Researchers have yet to determine the biological mechanisms behind device failure, but recent studies suggest that neurovascular dysfunction may play a role in progressive neuron loss and tissue failure after implantation. Mr. Wellman studies how pericytes, specialized cells that work closely with cerebral blood vessels in the brain, contribute to this process.
“Neurovascular health and function are governed in part by perivascular pericytes,” he explained. “These cells demonstrate important roles in regulating vascular tone, blood-brain barrier integrity, and neuroimmune functions and have become increasingly recognized as prominent figures in the pathogenesis of brain inflammation and disease.”
In his project, Mr. Wellman examines how the structure and function of brain pericytes are altered during microelectrode implantation and subsequently affect neuronal health and neurovascular function. To do so, he uses a combination of two-photon imaging, electrophysiology, adeno-associated viruses (AAVs), and optogenetics within mice.
He also studies how pericyte activity can be modulated to improve neurovascular function and tissue health following brain injury. The results of this work could impact future therapies aimed at improving electrode-tissue integration, device performance and fidelity, and neurodegenerative brain injuries and diseases.
“The human health benefits of neural interfacing technology are highlighted by their translational potential from bench-to-bedside,” Mr. Wellman added. “At the benchside, microelectrodes are an effective tool enabling neuroscientists to interface bi-directionally with neuronal, glial, and vascular cells within the brain in order to understand their physiological and pathological roles.

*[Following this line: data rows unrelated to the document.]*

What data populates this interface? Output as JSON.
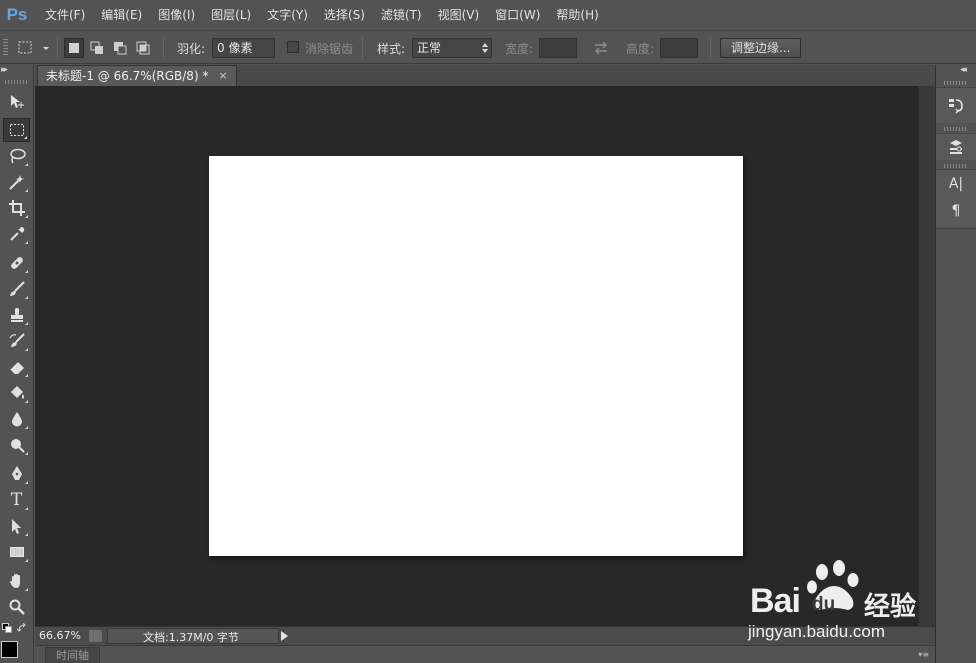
{
  "app": {
    "logo": "Ps"
  },
  "menu": [
    "文件(F)",
    "编辑(E)",
    "图像(I)",
    "图层(L)",
    "文字(Y)",
    "选择(S)",
    "滤镜(T)",
    "视图(V)",
    "窗口(W)",
    "帮助(H)"
  ],
  "options": {
    "feather_label": "羽化:",
    "feather_value": "0 像素",
    "antialias_label": "消除锯齿",
    "style_label": "样式:",
    "style_value": "正常",
    "width_label": "宽度:",
    "height_label": "高度:",
    "refine_button": "调整边缘..."
  },
  "document": {
    "tab_title": "未标题-1 @ 66.7%(RGB/8) *",
    "close_glyph": "×"
  },
  "status": {
    "zoom": "66.67%",
    "doc_info": "文档:1.37M/0 字节"
  },
  "timeline": {
    "tab_label": "时间轴"
  },
  "right_panel": {
    "type_icon_label": "A|",
    "paragraph_icon_label": "¶"
  },
  "tools": {
    "type_tool_label": "T"
  },
  "watermark": {
    "brand_1": "Bai",
    "brand_1b": "du",
    "brand_2": "经验",
    "url": "jingyan.baidu.com"
  },
  "colors": {
    "foreground": "#000000",
    "canvas": "#ffffff",
    "workspace": "#282828",
    "accent": "#5fa8e8"
  }
}
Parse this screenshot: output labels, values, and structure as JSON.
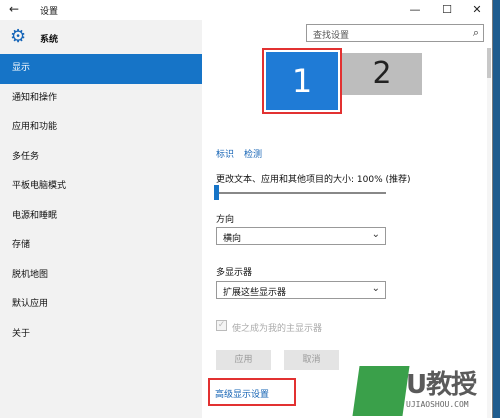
{
  "window": {
    "title": "设置",
    "back_glyph": "←",
    "minimize_glyph": "—",
    "maximize_glyph": "☐",
    "close_glyph": "✕"
  },
  "sidebar": {
    "section_title": "系统",
    "items": [
      {
        "label": "显示",
        "active": true
      },
      {
        "label": "通知和操作"
      },
      {
        "label": "应用和功能"
      },
      {
        "label": "多任务"
      },
      {
        "label": "平板电脑模式"
      },
      {
        "label": "电源和睡眠"
      },
      {
        "label": "存储"
      },
      {
        "label": "脱机地图"
      },
      {
        "label": "默认应用"
      },
      {
        "label": "关于"
      }
    ]
  },
  "search": {
    "placeholder": "查找设置"
  },
  "display": {
    "monitor1": "1",
    "monitor2": "2",
    "identify_link": "标识",
    "detect_link": "检测",
    "scale_label": "更改文本、应用和其他项目的大小: 100% (推荐)",
    "orientation_label": "方向",
    "orientation_value": "横向",
    "multi_display_label": "多显示器",
    "multi_display_value": "扩展这些显示器",
    "main_display_checkbox": "使之成为我的主显示器",
    "apply_button": "应用",
    "cancel_button": "取消",
    "advanced_link": "高级显示设置"
  },
  "watermark": {
    "text": "U教授",
    "domain": "UJIAOSHOU.COM"
  },
  "colors": {
    "accent": "#1674c7",
    "highlight": "#e23131"
  }
}
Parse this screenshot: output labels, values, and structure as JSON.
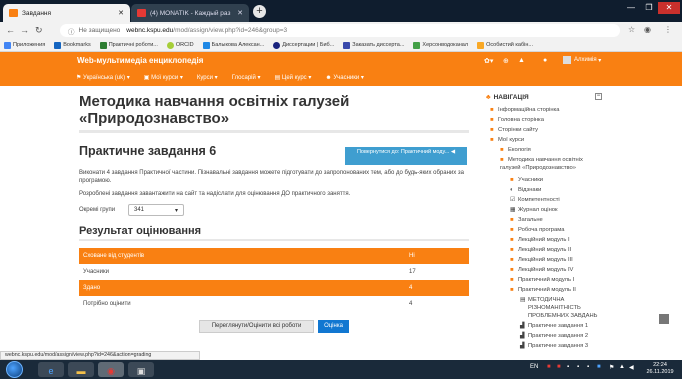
{
  "browser": {
    "tabs": [
      {
        "label": "Завдання",
        "active": true
      },
      {
        "label": "(4) MONATIK - Каждый раз",
        "active": false
      }
    ],
    "new_tab": "+",
    "win_controls": [
      "—",
      "❐",
      "✕"
    ],
    "url_security": "Не защищено",
    "url_domain": "webnc.kspu.edu",
    "url_path": "/mod/assign/view.php?id=246&group=3",
    "bookmarks": [
      {
        "label": "Приложения",
        "color": "#4285f4"
      },
      {
        "label": "Bookmarks",
        "color": "#1565c0"
      },
      {
        "label": "Практичні роботи...",
        "color": "#2e7d32"
      },
      {
        "label": "ORCID",
        "color": "#a6ce39"
      },
      {
        "label": "Балыкова Алексан...",
        "color": "#1e88e5"
      },
      {
        "label": "Диссертации | Биб...",
        "color": "#1a237e"
      },
      {
        "label": "Заказать диссерта...",
        "color": "#3949ab"
      },
      {
        "label": "Херсонводоканал",
        "color": "#43a047"
      },
      {
        "label": "Особистий кабін...",
        "color": "#f9a825"
      }
    ]
  },
  "site": {
    "title": "Web-мультимедіа енциклопедія",
    "nav": [
      "Українська (uk)",
      "Мої курси",
      "Курси",
      "Глосарій",
      "Цей курс",
      "Учасники"
    ],
    "user": "Алхимія"
  },
  "main": {
    "course_title": "Методика навчання освітніх галузей «Природознавство»",
    "assignment_title": "Практичне завдання 6",
    "back_button": "Повернутися до: Практичний моду... ◀",
    "desc1": "Виконати 4 завдання Практичної частини. Пізнавальні завдання можете підготувати до запропонованих тем, або до будь-яких обраних за програмою.",
    "desc2": "Розроблені завдання завантажити на сайт та надіслати для оцінювання ДО практичного заняття.",
    "group_label": "Окремі групи",
    "group_value": "341",
    "results_title": "Результат оцінювання",
    "table": [
      {
        "label": "Сховане від студентів",
        "value": "Ні"
      },
      {
        "label": "Учасники",
        "value": "17"
      },
      {
        "label": "Здано",
        "value": "4"
      },
      {
        "label": "Потрібно оцінити",
        "value": "4"
      }
    ],
    "btn_grade_all": "Переглянути/Оцінити всі роботи",
    "btn_grade": "Оцінка"
  },
  "navigation": {
    "header": "НАВІГАЦІЯ",
    "items": [
      "Інформаційна сторінка",
      "Головна сторінка",
      "Сторінки сайту",
      "Мої курси",
      "Екологія",
      "Методика навчання освітніх",
      "галузей «Природознавство»",
      "Учасники",
      "Відзнаки",
      "Компетентності",
      "Журнал оцінок",
      "Загальне",
      "Робоча програма",
      "Лекційний модуль I",
      "Лекційний модуль II",
      "Лекційний модуль III",
      "Лекційний модуль IV",
      "Практичний модуль I",
      "Практичний модуль II",
      "МЕТОДИЧНА",
      "РІЗНОМАНІТНІСТЬ",
      "ПРОБЛЕМНИХ ЗАВДАНЬ",
      "Практичне завдання 1",
      "Практичне завдання 2",
      "Практичне завдання 3"
    ]
  },
  "status_bar": "webnc.kspu.edu/mod/assign/view.php?id=246&action=grading",
  "taskbar": {
    "lang": "EN",
    "time": "22:24",
    "date": "26.11.2019"
  },
  "colors": {
    "brand_orange": "#f98012",
    "link_blue": "#1f6fb5",
    "button_blue": "#1177d1",
    "back_button": "#3f9ed0"
  }
}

“At the bedside, researchers have demonstrated the clinical power of neural microelectrodes as part of brain-computer interfaces (BCIs) for human rehabilitation by restoring motor control to tetraplegic patients and, more recently, going as far as re-establishing sensory input (haptic feedback) through bi-directional neuroprostheses.”
Mr. Wellman’s work will not only impact the field of brain-computer interfaces, but it will also branch into other areas of brain research in which pericyte and vascular dysfunction are present, including ischemia, hemorrhagic stroke, cerebrovascular disease, and Alzheimer’s disease (AD).
“Ultimately, my long-term career goal is to apply these advanced neurotechnologies and experimental methodologies to better understand and treat progressive neurodegenerative disease, particularly AD, in which neurovascular injury and dysfunction can figure prominently,” Mr. Wellman said.
Illustration: University of Pittsburgh Swanson School of Engineering (Wellman)/McGowan Institute for Regenerative Medicine (Kozai)